Material supplied Start Marker

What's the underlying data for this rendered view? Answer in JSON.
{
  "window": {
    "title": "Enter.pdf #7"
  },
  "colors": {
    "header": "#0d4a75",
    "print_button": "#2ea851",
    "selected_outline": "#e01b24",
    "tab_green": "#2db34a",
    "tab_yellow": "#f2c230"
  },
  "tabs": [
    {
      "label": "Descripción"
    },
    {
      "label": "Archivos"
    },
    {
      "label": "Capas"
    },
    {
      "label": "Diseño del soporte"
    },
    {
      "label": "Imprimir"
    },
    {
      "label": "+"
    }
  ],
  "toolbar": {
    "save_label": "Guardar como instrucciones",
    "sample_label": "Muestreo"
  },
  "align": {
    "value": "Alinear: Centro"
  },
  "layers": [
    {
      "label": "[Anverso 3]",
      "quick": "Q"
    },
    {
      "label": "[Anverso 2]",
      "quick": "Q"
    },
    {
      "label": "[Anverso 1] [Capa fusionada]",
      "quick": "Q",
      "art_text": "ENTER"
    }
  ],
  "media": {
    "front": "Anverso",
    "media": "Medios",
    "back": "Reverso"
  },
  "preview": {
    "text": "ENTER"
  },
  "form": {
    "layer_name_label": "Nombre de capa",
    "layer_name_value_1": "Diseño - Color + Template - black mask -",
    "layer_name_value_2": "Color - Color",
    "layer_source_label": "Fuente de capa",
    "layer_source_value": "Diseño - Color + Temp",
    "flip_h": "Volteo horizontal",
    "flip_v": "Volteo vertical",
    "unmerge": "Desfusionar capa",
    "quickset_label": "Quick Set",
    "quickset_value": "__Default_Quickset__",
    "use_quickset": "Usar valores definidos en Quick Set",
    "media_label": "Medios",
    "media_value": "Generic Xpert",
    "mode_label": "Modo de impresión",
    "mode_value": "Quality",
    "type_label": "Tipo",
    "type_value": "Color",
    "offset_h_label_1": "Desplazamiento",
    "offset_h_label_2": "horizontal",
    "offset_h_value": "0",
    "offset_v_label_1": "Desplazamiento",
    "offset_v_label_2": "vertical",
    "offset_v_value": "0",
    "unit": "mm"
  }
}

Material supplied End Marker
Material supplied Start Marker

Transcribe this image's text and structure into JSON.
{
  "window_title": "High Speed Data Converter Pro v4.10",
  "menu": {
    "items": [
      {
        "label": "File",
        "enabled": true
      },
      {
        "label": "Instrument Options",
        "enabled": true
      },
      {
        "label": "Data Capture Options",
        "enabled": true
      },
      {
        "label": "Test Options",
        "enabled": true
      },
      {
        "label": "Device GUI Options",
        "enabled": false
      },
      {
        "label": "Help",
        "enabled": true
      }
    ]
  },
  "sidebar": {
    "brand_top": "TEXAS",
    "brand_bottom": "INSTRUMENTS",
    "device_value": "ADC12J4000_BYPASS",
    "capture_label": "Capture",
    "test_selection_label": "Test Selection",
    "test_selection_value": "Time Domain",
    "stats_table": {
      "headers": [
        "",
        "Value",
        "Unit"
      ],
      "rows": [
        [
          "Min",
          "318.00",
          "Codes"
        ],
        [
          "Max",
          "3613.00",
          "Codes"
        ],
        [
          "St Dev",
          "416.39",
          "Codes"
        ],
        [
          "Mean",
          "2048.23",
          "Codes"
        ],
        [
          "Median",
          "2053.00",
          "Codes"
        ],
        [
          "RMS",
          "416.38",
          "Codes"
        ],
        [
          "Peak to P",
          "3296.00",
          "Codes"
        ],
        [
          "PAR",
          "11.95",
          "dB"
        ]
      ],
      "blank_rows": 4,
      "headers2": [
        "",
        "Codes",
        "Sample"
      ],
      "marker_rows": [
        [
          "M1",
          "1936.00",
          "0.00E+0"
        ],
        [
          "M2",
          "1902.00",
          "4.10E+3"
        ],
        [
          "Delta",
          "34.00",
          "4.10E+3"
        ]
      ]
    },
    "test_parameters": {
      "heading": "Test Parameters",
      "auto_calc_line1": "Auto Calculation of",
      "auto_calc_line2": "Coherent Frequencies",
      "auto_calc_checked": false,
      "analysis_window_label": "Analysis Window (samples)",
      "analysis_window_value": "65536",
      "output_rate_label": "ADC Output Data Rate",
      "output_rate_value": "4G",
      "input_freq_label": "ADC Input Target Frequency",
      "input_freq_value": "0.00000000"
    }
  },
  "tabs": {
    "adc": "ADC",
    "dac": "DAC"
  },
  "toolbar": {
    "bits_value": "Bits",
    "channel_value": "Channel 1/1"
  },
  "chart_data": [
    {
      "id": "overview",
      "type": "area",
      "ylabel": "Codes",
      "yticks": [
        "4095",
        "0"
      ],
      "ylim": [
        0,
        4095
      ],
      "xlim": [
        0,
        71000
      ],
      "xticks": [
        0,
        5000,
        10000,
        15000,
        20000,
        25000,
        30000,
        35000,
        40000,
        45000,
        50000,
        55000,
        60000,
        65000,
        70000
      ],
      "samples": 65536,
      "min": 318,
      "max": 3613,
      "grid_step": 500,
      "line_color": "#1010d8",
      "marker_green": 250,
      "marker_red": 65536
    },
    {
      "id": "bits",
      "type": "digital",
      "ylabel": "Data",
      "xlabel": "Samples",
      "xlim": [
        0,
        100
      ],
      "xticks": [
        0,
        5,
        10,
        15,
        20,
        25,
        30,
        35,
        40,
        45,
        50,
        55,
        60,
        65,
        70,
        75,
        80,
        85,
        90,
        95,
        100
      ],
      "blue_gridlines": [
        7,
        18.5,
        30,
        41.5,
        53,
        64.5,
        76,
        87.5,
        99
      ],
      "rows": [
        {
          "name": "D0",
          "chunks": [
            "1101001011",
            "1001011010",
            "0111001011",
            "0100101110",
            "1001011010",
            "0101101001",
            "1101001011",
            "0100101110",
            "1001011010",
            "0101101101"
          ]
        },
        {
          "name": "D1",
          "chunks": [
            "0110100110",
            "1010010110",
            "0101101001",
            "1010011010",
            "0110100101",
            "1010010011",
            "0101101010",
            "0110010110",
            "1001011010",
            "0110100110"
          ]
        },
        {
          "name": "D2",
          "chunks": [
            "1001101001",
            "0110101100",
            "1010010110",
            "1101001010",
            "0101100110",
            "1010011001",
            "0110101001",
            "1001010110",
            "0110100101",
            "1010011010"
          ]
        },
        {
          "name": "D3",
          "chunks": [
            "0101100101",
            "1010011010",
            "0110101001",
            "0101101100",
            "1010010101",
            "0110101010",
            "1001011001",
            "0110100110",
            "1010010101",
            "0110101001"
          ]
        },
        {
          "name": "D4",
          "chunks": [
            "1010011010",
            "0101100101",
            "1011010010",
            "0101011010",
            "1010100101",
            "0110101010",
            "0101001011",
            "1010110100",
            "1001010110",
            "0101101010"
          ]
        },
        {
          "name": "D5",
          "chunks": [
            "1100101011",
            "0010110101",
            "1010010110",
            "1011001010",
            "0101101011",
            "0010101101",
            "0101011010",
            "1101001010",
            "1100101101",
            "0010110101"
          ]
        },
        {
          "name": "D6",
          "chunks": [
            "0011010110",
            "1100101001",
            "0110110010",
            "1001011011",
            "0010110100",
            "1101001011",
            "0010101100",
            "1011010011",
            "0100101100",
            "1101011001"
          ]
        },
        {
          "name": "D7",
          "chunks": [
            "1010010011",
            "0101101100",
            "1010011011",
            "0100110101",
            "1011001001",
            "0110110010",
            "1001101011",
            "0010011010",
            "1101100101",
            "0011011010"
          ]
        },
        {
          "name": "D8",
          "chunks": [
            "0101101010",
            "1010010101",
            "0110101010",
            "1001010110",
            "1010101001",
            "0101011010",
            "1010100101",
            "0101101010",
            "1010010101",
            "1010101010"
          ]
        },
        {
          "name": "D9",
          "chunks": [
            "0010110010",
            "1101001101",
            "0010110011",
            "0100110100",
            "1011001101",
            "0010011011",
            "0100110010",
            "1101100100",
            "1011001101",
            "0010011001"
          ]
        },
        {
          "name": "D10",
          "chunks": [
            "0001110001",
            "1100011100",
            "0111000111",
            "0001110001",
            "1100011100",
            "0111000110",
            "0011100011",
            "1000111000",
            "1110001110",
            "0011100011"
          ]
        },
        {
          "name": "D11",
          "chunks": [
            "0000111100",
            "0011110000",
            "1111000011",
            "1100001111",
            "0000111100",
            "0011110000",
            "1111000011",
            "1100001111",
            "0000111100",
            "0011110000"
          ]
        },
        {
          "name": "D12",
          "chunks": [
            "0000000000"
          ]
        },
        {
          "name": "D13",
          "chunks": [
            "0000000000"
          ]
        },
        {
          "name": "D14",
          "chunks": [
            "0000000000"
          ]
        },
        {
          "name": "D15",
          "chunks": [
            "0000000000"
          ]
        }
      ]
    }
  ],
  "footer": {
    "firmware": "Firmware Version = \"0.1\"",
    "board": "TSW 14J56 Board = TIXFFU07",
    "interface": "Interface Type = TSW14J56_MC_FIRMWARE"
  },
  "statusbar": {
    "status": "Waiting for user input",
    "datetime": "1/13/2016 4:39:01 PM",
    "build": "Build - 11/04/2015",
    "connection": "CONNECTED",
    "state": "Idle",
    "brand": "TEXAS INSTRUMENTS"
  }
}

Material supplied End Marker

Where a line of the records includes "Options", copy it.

» Solution to the problem
        "label": "Instrument Options",
        "label": "Data Capture Options",
        "label": "Test Options",
        "label": "Device GUI Options",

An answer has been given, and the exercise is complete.